The neutralizing antibody levels produced were equivalent to the upper half of what’s seen in patients who get infected with the virus and recover, according to the results published Tuesday in the New England Journal of Medicine. The Moderna vaccine is one of the farthest along for Covid-19.
While stimulating production of neutralizing antibodies doesn’t prove a vaccine will be effective, it’s considered an important early step in testing. Meanwhile, the side effects reported weren’t severe enough in the majority of patients to preclude further testing, according to the report by researchers from the National Institute of Allergy and Infectious Diseases.
Moderna’s shares gained 16.4% in trading after the market closed. The stock has more than tripled in value so far this year on hopes that its vaccine will gain rapid approval.
More than half of those who got the middle of three doses suffered mild to moderate fatigue, chills, headache and muscle pain. Also, 40% of people in the middle-dose group experienced a fever after the second vaccination. Three of 14 patients given the highest dose of the vaccine experienced severe side effects, but that dose is not being used in larger trials.
“Man, that is a lot of adverse events,” said Tony Moody, a doctor and researcher at the Duke Human Vaccine Institute. He said it would be “unusual” for a vaccine to have this rate of side effects. On the plus side, he said that the antibody levels produced were “really encouraging.”
If researchers are measuring the right thing, the vaccine should work, he said, noting that this can only be proved in large trials.
The initial results are from the first group of 45 patients who received the vaccine, and evaluated three doses of the vaccine that were given in a two-shot regimen. The middle dose from this initial trial will be used in a large final-stage trial of the Moderna vaccine, called mRNA-1273, that is slated to begin on July 27th.
The final stage trial will compare the vaccine to placebo shots in 30,000 healthy people at high risk of coming down with the coronavirus.
One significant limitation of the data is it only includes data from the first 45 patients in the study, all of whom were from age 18 to 55. Results from a second portion of the phase 1 trial that included people older than this — a key demographic for any Covid-19 vaccine, given the high death rate in older patients — are not available yet.
William Haseltine, a former Harvard Medical School researcher who chairs Access Health International, said the levels of neutralizing antibodies produced were “respectable” and possibly protective. But he said “the jury is out” on safety of the vaccine.

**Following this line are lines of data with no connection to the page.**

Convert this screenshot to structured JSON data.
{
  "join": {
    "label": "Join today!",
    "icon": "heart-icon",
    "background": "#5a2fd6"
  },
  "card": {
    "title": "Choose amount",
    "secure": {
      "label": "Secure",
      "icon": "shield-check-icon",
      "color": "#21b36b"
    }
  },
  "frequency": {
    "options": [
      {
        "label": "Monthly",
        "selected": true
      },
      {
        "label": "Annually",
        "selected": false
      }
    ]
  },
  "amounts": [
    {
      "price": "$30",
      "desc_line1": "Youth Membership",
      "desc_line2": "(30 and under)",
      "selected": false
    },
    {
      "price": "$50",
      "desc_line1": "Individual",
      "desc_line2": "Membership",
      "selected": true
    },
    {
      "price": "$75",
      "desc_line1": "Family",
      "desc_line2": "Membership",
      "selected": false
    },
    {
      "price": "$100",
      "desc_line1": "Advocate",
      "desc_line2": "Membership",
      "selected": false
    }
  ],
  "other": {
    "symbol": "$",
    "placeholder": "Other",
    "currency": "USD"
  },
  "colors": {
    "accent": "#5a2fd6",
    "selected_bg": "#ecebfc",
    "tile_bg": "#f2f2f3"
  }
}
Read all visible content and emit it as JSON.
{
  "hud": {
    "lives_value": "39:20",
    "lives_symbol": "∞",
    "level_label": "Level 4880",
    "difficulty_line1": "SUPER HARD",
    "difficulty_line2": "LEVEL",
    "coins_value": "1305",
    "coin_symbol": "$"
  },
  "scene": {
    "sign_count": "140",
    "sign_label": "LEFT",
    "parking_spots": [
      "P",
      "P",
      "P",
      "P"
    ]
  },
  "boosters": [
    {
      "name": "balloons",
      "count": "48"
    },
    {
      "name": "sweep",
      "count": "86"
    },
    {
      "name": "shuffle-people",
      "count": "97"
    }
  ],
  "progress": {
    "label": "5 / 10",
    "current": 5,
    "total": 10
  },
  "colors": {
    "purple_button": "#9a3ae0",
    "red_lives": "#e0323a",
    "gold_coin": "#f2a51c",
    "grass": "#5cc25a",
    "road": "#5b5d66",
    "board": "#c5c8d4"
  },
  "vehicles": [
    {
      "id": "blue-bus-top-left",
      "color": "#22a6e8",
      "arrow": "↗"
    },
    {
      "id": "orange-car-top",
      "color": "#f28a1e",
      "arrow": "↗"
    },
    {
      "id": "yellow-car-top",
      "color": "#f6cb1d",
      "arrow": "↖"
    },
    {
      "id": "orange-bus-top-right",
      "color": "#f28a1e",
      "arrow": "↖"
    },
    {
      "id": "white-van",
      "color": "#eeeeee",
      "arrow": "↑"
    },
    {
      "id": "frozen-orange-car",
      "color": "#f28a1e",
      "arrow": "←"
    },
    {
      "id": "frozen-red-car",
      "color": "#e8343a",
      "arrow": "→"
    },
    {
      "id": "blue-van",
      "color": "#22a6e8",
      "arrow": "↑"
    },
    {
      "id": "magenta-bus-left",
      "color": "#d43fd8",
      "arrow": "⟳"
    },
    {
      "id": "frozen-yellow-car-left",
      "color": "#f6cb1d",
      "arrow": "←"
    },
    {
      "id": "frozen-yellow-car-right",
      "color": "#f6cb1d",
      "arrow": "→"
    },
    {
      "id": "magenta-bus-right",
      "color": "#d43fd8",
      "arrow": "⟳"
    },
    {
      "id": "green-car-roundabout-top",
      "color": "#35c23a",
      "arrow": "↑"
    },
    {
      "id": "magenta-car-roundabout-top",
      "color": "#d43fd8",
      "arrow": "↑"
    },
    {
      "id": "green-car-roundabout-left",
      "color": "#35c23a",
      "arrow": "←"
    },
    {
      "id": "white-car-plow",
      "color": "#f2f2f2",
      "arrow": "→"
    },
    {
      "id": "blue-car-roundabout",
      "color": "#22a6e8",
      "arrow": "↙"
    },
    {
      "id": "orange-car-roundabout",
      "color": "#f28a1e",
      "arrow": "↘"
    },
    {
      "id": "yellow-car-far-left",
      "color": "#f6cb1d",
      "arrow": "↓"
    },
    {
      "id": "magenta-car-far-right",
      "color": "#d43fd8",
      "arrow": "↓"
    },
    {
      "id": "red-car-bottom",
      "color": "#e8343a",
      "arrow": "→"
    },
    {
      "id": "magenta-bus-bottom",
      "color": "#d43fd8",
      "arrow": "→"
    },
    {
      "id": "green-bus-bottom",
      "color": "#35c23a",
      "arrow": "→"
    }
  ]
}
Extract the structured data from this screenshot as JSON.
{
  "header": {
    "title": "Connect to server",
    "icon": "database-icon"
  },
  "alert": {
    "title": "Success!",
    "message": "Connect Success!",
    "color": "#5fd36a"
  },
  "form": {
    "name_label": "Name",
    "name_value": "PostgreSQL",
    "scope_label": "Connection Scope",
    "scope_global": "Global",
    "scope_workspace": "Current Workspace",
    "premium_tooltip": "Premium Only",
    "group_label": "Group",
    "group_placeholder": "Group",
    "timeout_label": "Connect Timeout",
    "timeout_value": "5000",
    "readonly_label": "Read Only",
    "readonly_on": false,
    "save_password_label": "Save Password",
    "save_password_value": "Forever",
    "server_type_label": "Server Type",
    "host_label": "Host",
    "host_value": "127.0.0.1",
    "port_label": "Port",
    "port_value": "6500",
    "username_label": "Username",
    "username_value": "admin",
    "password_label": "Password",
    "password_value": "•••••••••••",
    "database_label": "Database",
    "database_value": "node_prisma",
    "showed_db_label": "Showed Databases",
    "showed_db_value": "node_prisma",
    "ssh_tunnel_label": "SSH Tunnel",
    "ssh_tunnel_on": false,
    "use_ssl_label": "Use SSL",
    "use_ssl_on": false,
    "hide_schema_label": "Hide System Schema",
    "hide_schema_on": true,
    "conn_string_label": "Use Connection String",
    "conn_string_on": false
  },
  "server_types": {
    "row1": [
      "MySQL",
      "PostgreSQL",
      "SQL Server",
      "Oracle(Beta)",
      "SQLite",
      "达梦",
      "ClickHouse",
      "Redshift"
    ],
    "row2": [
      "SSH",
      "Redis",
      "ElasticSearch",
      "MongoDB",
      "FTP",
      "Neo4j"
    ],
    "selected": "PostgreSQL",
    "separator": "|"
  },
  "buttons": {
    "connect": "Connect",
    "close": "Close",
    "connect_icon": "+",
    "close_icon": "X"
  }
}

Unlike traditional vaccines, which inject a weakened or inactivated virus or a piece of a virus to trigger an immune response, the Moderna product uses genetic material called messenger RNA to cause cells to produce the coronavirus spike protein. The goal is to produce antibodies to the virus that protect against the disease when someone is later exposed to the coronavirus.
The vaccine “clearly worked in that antibodies against the spike
protein were generated, including antibodies that had virus neutralizing capability,” said Paula Cannon, professor of microbiology at Keck School of Medicine of USC. A key question will be how long will the antibodies last before they start to wane, she said.
The initial findings from the Phase 1 trial are largely in line with top-line results Moderna published in a press release in May, but provide more details on the antibody levels produced and side-effects that were seen.
At the time, Moderna was criticized by some scientists for putting out a release describing positive results that temporarily drove up the company’s stock price, but included few numbers that would allow scientists to interpret the data.
The government-sponsored trial was led by Lisa A. Jackson of Kaiser Permanente Washington Health Research Institute in Seattle, the NIAID said in its statement. Emory University in Atlanta also enrolled participants in the trial.